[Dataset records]
· · ·
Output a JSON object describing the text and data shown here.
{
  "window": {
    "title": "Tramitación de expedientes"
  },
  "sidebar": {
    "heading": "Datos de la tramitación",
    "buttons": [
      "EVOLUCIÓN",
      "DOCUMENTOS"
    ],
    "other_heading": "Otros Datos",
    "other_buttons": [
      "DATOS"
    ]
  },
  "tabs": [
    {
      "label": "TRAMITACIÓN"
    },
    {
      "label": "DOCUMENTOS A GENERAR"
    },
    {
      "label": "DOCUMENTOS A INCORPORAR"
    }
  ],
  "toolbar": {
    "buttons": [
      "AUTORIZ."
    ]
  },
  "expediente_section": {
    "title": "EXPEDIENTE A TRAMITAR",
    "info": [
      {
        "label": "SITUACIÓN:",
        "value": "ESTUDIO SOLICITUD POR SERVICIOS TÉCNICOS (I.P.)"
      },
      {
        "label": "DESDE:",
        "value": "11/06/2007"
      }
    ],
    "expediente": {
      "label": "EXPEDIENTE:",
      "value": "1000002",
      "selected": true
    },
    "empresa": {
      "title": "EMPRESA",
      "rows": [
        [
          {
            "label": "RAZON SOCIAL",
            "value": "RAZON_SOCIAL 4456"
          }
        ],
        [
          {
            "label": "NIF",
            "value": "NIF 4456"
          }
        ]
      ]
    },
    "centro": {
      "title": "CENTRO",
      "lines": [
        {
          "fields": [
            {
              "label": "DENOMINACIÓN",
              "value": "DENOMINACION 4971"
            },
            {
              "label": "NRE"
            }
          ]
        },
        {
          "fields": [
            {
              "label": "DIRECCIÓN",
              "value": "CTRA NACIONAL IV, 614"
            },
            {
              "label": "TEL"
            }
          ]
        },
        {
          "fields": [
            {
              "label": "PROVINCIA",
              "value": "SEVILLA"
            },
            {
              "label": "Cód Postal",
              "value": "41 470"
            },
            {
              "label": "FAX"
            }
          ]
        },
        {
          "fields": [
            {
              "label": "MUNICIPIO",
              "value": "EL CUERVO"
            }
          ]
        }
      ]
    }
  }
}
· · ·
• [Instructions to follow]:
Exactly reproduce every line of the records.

• [Exercise response]:
Output a JSON object describing the text and data shown here.
{
  "window": {
    "title": "Tramitación de expedientes"
  },
  "sidebar": {
    "heading": "Datos de la tramitación",
    "buttons": [
      "EVOLUCIÓN",
      "DOCUMENTOS"
    ],
    "other_heading": "Otros Datos",
    "other_buttons": [
      "DATOS"
    ]
  },
  "tabs": [
    {
      "label": "TRAMITACIÓN"
    },
    {
      "label": "DOCUMENTOS A GENERAR"
    },
    {
      "label": "DOCUMENTOS A INCORPORAR"
    }
  ],
  "toolbar": {
    "buttons": [
      "AUTORIZ."
    ]
  },
  "expediente_section": {
    "title": "EXPEDIENTE A TRAMITAR",
    "info": [
      {
        "label": "SITUACIÓN:",
        "value": "ESTUDIO SOLICITUD POR SERVICIOS TÉCNICOS (I.P.)"
      },
      {
        "label": "DESDE:",
        "value": "11/06/2007"
      }
    ],
    "expediente": {
      "label": "EXPEDIENTE:",
      "value": "1000002",
      "selected": true
    },
    "empresa": {
      "title": "EMPRESA",
      "rows": [
        [
          {
            "label": "RAZON SOCIAL",
            "value": "RAZON_SOCIAL 4456"
          }
        ],
        [
          {
            "label": "NIF",
            "value": "NIF 4456"
          }
        ]
      ]
    },
    "centro": {
      "title": "CENTRO",
      "lines": [
        {
          "fields": [
            {
              "label": "DENOMINACIÓN",
              "value": "DENOMINACION 4971"
            },
            {
              "label": "NRE"
            }
          ]
        },
        {
          "fields": [
            {
              "label": "DIRECCIÓN",
              "value": "CTRA NACIONAL IV, 614"
            },
            {
              "label": "TEL"
            }
          ]
        },
        {
          "fields": [
            {
              "label": "PROVINCIA",
              "value": "SEVILLA"
            },
            {
              "label": "Cód Postal",
              "value": "41 470"
            },
            {
              "label": "FAX"
            }
          ]
        },
        {
          "fields": [
            {
              "label": "MUNICIPIO",
              "value": "EL CUERVO"
            }
          ]
        }
      ]
    }
  }
}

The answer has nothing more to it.